New regulations designed to illuminate the cost of bonds, which went into effect on Monday, are likely to help retail investors but cause more work for brokers.
The regulations — one from the Financial Industry Regulatory Authority Inc., the broker-dealer self-regulator, and one from the Municipal Securities Rulemaking Board — would require that brokers selling municipal and corporate bonds to retail investors disclose their markup or markdown on bonds that they bought and resold on the same day.
The difference between what the customer paid and the prevailing market price would have to be recorded on the customer confirmation, along with a link to online publicly available trading data and the execution time.
The move should bring more transparency to the often-opaque bond market.
"It's long, long, long overdue," said Bill Gurtin, chief executive of Gurtin Municipal Bond Management. "Investors were in many cases misled because it was never disclosed to them what type of markups were being put on bonds.
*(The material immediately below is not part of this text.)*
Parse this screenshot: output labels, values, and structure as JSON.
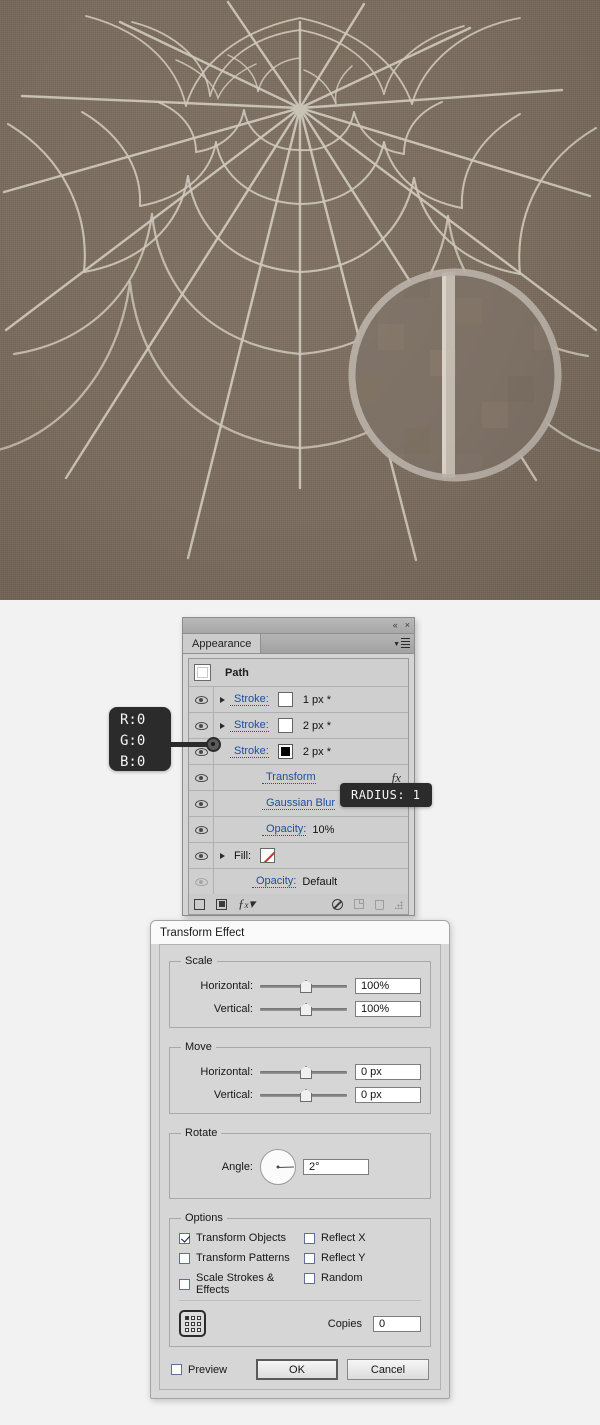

Investors are shocked when we've shown them [what] they've been paying."
Cost is one of the most important factors in helping a retail investor determine whether a bond strategy is appropriate and the bond manager is effective, said Ronald Bernardi, chief executive of Bernardi Securities Inc.
"An investor is entitled to know what he or she is paying for a particular service, and I, as a professional, should be able to explain why I'm worth the charge," Mr. Bernardi said.
The new information on the customer confirmation is going to require an explanation from the broker, said Michael Ruvo, chief executive of BondWave, a financial technology firm.
"There's going to have to be a lot of education as to what the markup disclosure means and what the market price is," Mr. Ruvo said.
And coming up with the prevailing market price to provide to customers could be a difficult calculation because different brokers are buying different amounts of bonds at slightly varying prices, according to Mr. Bernardi.
"The prevailing market price in the municipal market is very complicated," he said. "It creates an extra workload for brokers."
Although retail investors will have better insight into what they're paying for bonds, the added complexities introduced by the new rules might turn off brokers and investors.
"It could result in fewer advisers wanting to sell bonds because of all the compliance and regulatory burdens," Mr. Ruvo said.
The requirements of the markup rules could also cause a change in where sales occur.
"Money is going to move to managed platforms," Mr. Gurtin said. "You'll see more money flowing toward [registered investment advisers] and municipal money managers."
Although the MSRB has been working to make bond markets and prices more transparent through its EMMA website, and the new markup rule also will shed more light, customers may decide they're tired of trying to discern what they're paying for bonds.
"The investor might say, 'It's too complicated, I'm just going to buy an ETF,'" Mr. Bernardi said. "I'm fearful that market liquidity is going to be hurt because of it."